> **Data entries**:
-*-

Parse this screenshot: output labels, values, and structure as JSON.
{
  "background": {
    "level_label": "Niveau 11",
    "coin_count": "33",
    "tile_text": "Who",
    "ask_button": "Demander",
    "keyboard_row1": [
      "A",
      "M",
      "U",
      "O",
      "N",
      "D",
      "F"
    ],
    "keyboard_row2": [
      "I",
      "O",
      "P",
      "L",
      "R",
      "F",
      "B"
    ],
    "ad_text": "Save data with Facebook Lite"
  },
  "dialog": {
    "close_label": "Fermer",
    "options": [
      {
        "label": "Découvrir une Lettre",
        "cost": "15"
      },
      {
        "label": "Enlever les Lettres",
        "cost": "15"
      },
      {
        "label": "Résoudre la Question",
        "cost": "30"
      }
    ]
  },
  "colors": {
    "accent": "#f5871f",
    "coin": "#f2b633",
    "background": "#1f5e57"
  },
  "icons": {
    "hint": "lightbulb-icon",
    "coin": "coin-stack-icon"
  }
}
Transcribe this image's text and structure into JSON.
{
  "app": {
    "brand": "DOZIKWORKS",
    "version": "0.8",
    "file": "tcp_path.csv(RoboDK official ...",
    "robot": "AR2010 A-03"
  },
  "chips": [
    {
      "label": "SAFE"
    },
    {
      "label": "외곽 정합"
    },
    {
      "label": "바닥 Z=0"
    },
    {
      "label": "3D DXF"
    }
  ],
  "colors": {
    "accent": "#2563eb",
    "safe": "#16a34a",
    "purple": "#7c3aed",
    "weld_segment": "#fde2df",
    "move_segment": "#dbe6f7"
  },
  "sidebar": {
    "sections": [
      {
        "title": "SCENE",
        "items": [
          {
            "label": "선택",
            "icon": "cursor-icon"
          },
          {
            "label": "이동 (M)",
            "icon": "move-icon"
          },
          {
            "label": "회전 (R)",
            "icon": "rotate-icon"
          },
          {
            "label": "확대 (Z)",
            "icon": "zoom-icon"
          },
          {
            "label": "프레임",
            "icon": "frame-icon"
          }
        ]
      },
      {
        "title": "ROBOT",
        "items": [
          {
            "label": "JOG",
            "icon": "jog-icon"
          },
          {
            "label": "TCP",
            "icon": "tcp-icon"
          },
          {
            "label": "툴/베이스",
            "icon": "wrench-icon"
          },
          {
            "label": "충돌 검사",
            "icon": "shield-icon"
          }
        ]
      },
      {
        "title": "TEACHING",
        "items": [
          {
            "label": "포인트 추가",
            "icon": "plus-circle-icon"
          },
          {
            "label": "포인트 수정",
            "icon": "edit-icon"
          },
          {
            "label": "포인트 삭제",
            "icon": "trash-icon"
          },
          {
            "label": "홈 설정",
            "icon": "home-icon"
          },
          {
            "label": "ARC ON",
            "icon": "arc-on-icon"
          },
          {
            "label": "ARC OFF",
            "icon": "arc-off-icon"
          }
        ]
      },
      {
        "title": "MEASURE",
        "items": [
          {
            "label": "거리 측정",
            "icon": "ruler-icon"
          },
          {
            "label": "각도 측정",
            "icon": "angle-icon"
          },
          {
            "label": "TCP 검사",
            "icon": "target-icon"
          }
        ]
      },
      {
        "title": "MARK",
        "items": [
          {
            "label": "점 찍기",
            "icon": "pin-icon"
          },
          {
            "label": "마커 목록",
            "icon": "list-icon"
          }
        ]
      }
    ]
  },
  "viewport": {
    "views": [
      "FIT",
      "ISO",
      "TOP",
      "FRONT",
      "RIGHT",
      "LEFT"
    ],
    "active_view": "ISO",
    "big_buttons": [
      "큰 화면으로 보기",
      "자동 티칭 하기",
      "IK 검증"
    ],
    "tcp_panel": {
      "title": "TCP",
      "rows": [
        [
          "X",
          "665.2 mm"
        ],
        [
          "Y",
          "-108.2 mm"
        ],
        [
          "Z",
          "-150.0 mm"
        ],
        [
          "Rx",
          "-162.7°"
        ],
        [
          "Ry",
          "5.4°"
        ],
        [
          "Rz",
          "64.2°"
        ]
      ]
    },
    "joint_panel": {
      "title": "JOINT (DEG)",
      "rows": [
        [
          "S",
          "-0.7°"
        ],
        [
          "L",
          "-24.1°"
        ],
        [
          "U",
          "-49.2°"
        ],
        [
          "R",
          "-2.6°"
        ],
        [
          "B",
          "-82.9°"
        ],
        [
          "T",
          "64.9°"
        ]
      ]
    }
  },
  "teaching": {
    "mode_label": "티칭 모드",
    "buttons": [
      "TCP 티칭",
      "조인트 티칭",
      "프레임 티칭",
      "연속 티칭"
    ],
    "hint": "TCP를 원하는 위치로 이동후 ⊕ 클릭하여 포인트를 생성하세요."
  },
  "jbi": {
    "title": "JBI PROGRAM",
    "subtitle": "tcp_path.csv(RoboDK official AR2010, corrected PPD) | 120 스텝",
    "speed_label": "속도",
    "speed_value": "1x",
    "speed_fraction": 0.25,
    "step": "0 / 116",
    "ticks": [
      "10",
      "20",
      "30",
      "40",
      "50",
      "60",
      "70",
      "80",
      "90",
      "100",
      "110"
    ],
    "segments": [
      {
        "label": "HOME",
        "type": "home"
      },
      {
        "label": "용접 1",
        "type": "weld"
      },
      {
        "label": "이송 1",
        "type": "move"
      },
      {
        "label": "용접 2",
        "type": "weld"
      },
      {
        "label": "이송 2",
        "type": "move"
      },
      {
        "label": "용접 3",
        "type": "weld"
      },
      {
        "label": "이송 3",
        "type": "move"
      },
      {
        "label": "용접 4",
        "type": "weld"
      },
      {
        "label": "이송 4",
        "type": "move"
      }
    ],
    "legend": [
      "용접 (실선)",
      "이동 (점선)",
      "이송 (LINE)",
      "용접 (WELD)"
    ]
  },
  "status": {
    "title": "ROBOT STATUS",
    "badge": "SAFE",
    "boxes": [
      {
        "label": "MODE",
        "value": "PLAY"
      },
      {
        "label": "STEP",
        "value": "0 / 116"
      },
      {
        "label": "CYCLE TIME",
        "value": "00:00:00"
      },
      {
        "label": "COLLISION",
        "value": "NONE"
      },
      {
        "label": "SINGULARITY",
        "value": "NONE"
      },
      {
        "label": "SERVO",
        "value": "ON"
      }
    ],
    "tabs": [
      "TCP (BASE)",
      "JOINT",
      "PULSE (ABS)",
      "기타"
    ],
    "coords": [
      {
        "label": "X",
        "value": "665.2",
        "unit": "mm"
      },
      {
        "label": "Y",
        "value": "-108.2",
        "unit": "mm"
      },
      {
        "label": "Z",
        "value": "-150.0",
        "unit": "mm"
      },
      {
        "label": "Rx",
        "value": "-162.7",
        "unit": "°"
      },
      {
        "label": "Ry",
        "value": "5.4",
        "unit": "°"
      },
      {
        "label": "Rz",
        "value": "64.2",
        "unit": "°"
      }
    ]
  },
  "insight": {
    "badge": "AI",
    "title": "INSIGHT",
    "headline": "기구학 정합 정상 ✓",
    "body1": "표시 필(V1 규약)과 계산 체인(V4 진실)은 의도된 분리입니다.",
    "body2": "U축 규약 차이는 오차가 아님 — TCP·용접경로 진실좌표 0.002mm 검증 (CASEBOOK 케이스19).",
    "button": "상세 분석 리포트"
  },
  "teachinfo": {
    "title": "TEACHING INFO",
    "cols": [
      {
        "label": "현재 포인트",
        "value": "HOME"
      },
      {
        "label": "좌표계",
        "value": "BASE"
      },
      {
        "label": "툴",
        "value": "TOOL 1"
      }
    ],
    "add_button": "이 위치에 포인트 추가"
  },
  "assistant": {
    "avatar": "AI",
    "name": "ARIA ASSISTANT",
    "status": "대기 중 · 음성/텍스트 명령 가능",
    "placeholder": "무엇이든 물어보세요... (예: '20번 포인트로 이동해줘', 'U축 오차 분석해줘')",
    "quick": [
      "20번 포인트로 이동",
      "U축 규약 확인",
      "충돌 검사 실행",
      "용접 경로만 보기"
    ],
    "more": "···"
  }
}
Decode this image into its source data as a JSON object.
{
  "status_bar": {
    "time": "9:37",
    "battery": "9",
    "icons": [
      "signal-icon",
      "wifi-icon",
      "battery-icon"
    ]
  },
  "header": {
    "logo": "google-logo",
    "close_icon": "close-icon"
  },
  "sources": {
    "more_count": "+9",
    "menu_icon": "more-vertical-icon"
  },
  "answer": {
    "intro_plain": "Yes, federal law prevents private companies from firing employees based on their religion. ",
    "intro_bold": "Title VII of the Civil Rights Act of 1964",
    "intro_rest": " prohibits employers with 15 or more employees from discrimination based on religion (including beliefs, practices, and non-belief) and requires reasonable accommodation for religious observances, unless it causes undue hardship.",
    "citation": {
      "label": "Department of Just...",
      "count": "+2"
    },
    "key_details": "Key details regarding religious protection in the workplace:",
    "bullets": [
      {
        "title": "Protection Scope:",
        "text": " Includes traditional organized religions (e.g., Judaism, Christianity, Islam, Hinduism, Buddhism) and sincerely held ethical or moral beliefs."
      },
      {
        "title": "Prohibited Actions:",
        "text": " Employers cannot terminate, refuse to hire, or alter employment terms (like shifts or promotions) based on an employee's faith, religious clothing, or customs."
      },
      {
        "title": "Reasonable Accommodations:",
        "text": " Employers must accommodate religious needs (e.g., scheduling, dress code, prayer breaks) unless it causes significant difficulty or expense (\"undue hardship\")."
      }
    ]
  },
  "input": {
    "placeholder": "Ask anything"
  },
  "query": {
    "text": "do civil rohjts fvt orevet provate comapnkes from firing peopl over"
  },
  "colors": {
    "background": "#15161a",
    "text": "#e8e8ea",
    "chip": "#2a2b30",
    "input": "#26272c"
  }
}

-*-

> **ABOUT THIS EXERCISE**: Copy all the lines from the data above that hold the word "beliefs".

> **SOLUTION FOR THIS TASK**:
    "intro_rest": " prohibits employers with 15 or more employees from discrimination based on religion (including beliefs, practices, and non-belief) and requires reasonable accommodation for religious observances, unless it causes undue hardship.",
        "text": " Includes traditional organized religions (e.g., Judaism, Christianity, Islam, Hinduism, Buddhism) and sincerely held ethical or moral beliefs."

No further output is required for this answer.